- _ACTIVITY_
Leave out the images and set down the records below exactly.

(RECORDS SUPPLIED begins)

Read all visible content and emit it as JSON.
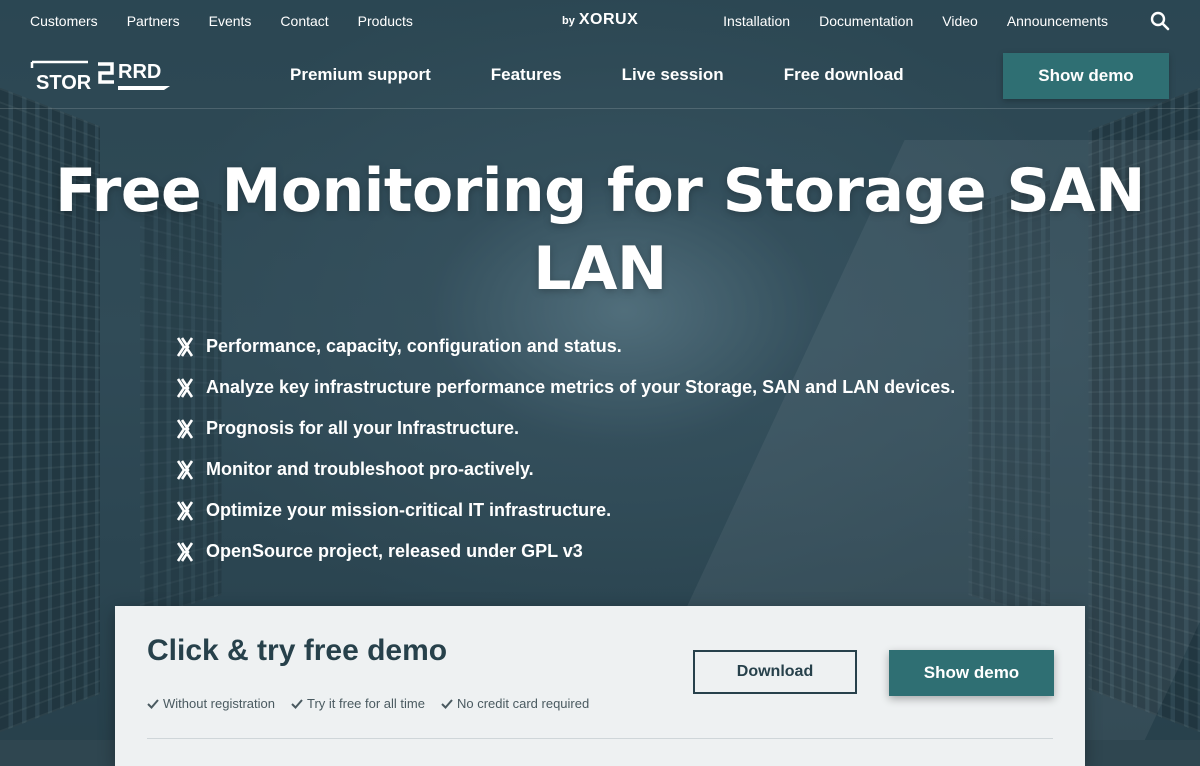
{
  "topbar": {
    "left_links": [
      "Customers",
      "Partners",
      "Events",
      "Contact",
      "Products"
    ],
    "brand_by": "by",
    "brand_name": "XORUX",
    "right_links": [
      "Installation",
      "Documentation",
      "Video",
      "Announcements"
    ],
    "search_icon": "search-icon"
  },
  "logo": {
    "text_left": "STOR",
    "text_right": "RRD"
  },
  "nav": {
    "links": [
      "Premium support",
      "Features",
      "Live session",
      "Free download"
    ],
    "cta_label": "Show demo"
  },
  "hero": {
    "title": "Free Monitoring for Storage SAN LAN",
    "bullet_icon": "xorux-x-icon",
    "features": [
      "Performance, capacity, configuration and status.",
      "Analyze key infrastructure performance metrics of your Storage, SAN and LAN devices.",
      "Prognosis for all your Infrastructure.",
      "Monitor and troubleshoot pro-actively.",
      "Optimize your mission-critical IT infrastructure.",
      "OpenSource project, released under GPL v3"
    ]
  },
  "cta": {
    "title": "Click & try free demo",
    "checks": [
      "Without registration",
      "Try it free for all time",
      "No credit card required"
    ],
    "download_label": "Download",
    "demo_label": "Show demo"
  },
  "colors": {
    "accent": "#2f6f73",
    "dark_text": "#27414b",
    "card_bg": "#eef1f2"
  }
}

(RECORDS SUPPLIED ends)

- _RESULT FOR THIS EXERCISE_
Read all visible content and emit it as JSON.
{
  "topbar": {
    "left_links": [
      "Customers",
      "Partners",
      "Events",
      "Contact",
      "Products"
    ],
    "brand_by": "by",
    "brand_name": "XORUX",
    "right_links": [
      "Installation",
      "Documentation",
      "Video",
      "Announcements"
    ],
    "search_icon": "search-icon"
  },
  "logo": {
    "text_left": "STOR",
    "text_right": "RRD"
  },
  "nav": {
    "links": [
      "Premium support",
      "Features",
      "Live session",
      "Free download"
    ],
    "cta_label": "Show demo"
  },
  "hero": {
    "title": "Free Monitoring for Storage SAN LAN",
    "bullet_icon": "xorux-x-icon",
    "features": [
      "Performance, capacity, configuration and status.",
      "Analyze key infrastructure performance metrics of your Storage, SAN and LAN devices.",
      "Prognosis for all your Infrastructure.",
      "Monitor and troubleshoot pro-actively.",
      "Optimize your mission-critical IT infrastructure.",
      "OpenSource project, released under GPL v3"
    ]
  },
  "cta": {
    "title": "Click & try free demo",
    "checks": [
      "Without registration",
      "Try it free for all time",
      "No credit card required"
    ],
    "download_label": "Download",
    "demo_label": "Show demo"
  },
  "colors": {
    "accent": "#2f6f73",
    "dark_text": "#27414b",
    "card_bg": "#eef1f2"
  }
}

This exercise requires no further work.